Ruiyis Stevens was lured to China by the energy and entrepreneurship in the nations science community. After teaching students from China for more than a decade and hearing the hype about their home country, he wanted to answer three questions: Is the science real? Is it high quality? And how would it lead to innovative drug development? Ive been coming to China for 20 years, and I used to see a lot of empty buildings, Stevens told BioWorld Insight. After three years on the ground in Shanghai, hes convinced the science is very real. His students at the iHuman Institute at ShanghaiTech University a research university modeled after the Massachusetts Institute of Technology and developed from the ground up by the Shanghai Municipal Government and Chinese Academy of Sciences already are publishing papers in Nature and Science.

The quality of the science is outstanding, Stevens said, adding that the opportunity to conduct drug development is better in China than almost anywhere else in the world, including the U.S. Putting Ruiyi in China was exactly the right thing to do, he said.

‘you have to be fully invested’

Thats not to say innovative drug development in China is a cakewalk. Locals cite challenges with importing cells, gaining access to radioactivity and interfacing with the China Food and Drug Administration (CFDA), along with mundane tasks such as making bank deposits, which can require a half-day of standing in line. The perception of drug development also is different in China, where biosimilars remain the standard and domestic investors view phase II as early stage.

For that reason, Ruiyis lead compound uses well-established biology that is sufficiently innovative to help the CFDA gain experience working with the companys technology.

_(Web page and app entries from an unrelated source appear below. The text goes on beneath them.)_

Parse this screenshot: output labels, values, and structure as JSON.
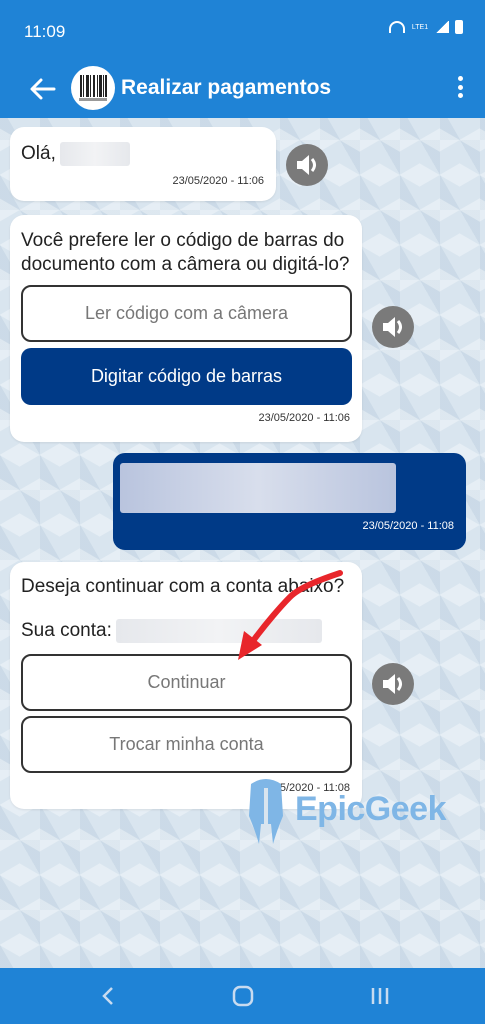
{
  "status_bar": {
    "time": "11:09",
    "network": "LTE1"
  },
  "app_bar": {
    "title": "Realizar pagamentos"
  },
  "messages": {
    "greeting": {
      "text": "Olá,",
      "time": "23/05/2020 - 11:06"
    },
    "choice": {
      "text": "Você prefere ler o código de barras do documento com a câmera ou digitá-lo?",
      "option_camera": "Ler código com a câmera",
      "option_type": "Digitar código de barras",
      "time": "23/05/2020 - 11:06"
    },
    "user_reply": {
      "time": "23/05/2020 - 11:08"
    },
    "confirm": {
      "text": "Deseja continuar com a conta abaixo?",
      "account_label": "Sua conta:",
      "option_continue": "Continuar",
      "option_change": "Trocar minha conta",
      "time": "23/05/2020 - 11:08"
    }
  },
  "watermark": {
    "text": "EpicGeek"
  },
  "colors": {
    "primary": "#1f83d6",
    "dark_button": "#003a87",
    "annotation_arrow": "#e8262b"
  }
}
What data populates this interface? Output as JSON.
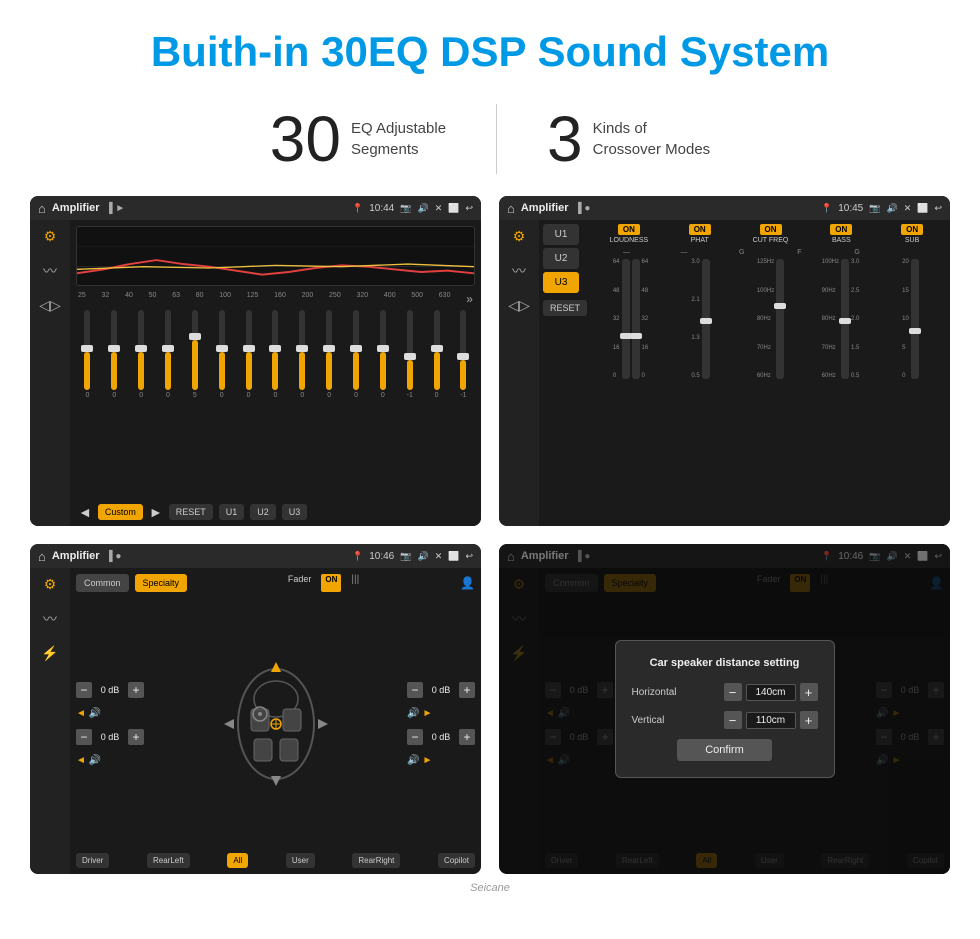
{
  "page": {
    "title": "Buith-in 30EQ DSP Sound System",
    "stat1_number": "30",
    "stat1_label_line1": "EQ Adjustable",
    "stat1_label_line2": "Segments",
    "stat2_number": "3",
    "stat2_label_line1": "Kinds of",
    "stat2_label_line2": "Crossover Modes",
    "watermark": "Seicane"
  },
  "screen1": {
    "app_title": "Amplifier",
    "time": "10:44",
    "freq_labels": [
      "25",
      "32",
      "40",
      "50",
      "63",
      "80",
      "100",
      "125",
      "160",
      "200",
      "250",
      "320",
      "400",
      "500",
      "630"
    ],
    "slider_values": [
      "0",
      "0",
      "0",
      "0",
      "5",
      "0",
      "0",
      "0",
      "0",
      "0",
      "0",
      "0",
      "-1",
      "0",
      "-1"
    ],
    "bottom_btns": [
      "Custom",
      "RESET",
      "U1",
      "U2",
      "U3"
    ]
  },
  "screen2": {
    "app_title": "Amplifier",
    "time": "10:45",
    "channels": [
      "LOUDNESS",
      "PHAT",
      "CUT FREQ",
      "BASS",
      "SUB"
    ],
    "presets": [
      "U1",
      "U2",
      "U3"
    ],
    "active_preset": "U3"
  },
  "screen3": {
    "app_title": "Amplifier",
    "time": "10:46",
    "tabs": [
      "Common",
      "Specialty"
    ],
    "active_tab": "Specialty",
    "fader_label": "Fader",
    "fader_on": "ON",
    "db_values": [
      "0 dB",
      "0 dB",
      "0 dB",
      "0 dB"
    ],
    "zone_btns": [
      "Driver",
      "RearLeft",
      "All",
      "User",
      "RearRight",
      "Copilot"
    ]
  },
  "screen4": {
    "app_title": "Amplifier",
    "time": "10:46",
    "tabs": [
      "Common",
      "Specialty"
    ],
    "dialog": {
      "title": "Car speaker distance setting",
      "horiz_label": "Horizontal",
      "horiz_value": "140cm",
      "vert_label": "Vertical",
      "vert_value": "110cm",
      "confirm_label": "Confirm"
    }
  }
}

Once we have that one going, we can follow suit with our GPCR antibodies, which are innovative, Stevens said. Pursuing innovative drug discovery and development in China requires commitment, he added.


Everything is changing rapidly, so if you want to do drug development here, you cant do it part-time, he maintained. You commit or you dont. If you care about quality, you have to

be fully invested.


In some ways, however, China reminds Stevens of California, which was the wild, wild West in the early days of biotech. No one has really hit it big yet in China in terms of innovative drug development, he said, but our investors know this is where they need to be. We know a breakthrough drug is going to happen.


Until it does, patience is the key. Dont come to China because you think thats where the money is, Stevens advised. Instead, come to China if you have a really good business model. Theres double-digit growth potential and a large population of treatment-naive patients with unmet medical needs. But you need long-term thinking, not just one or two years.


Two Chinas emerging as biopharmas shift toward innovative drugs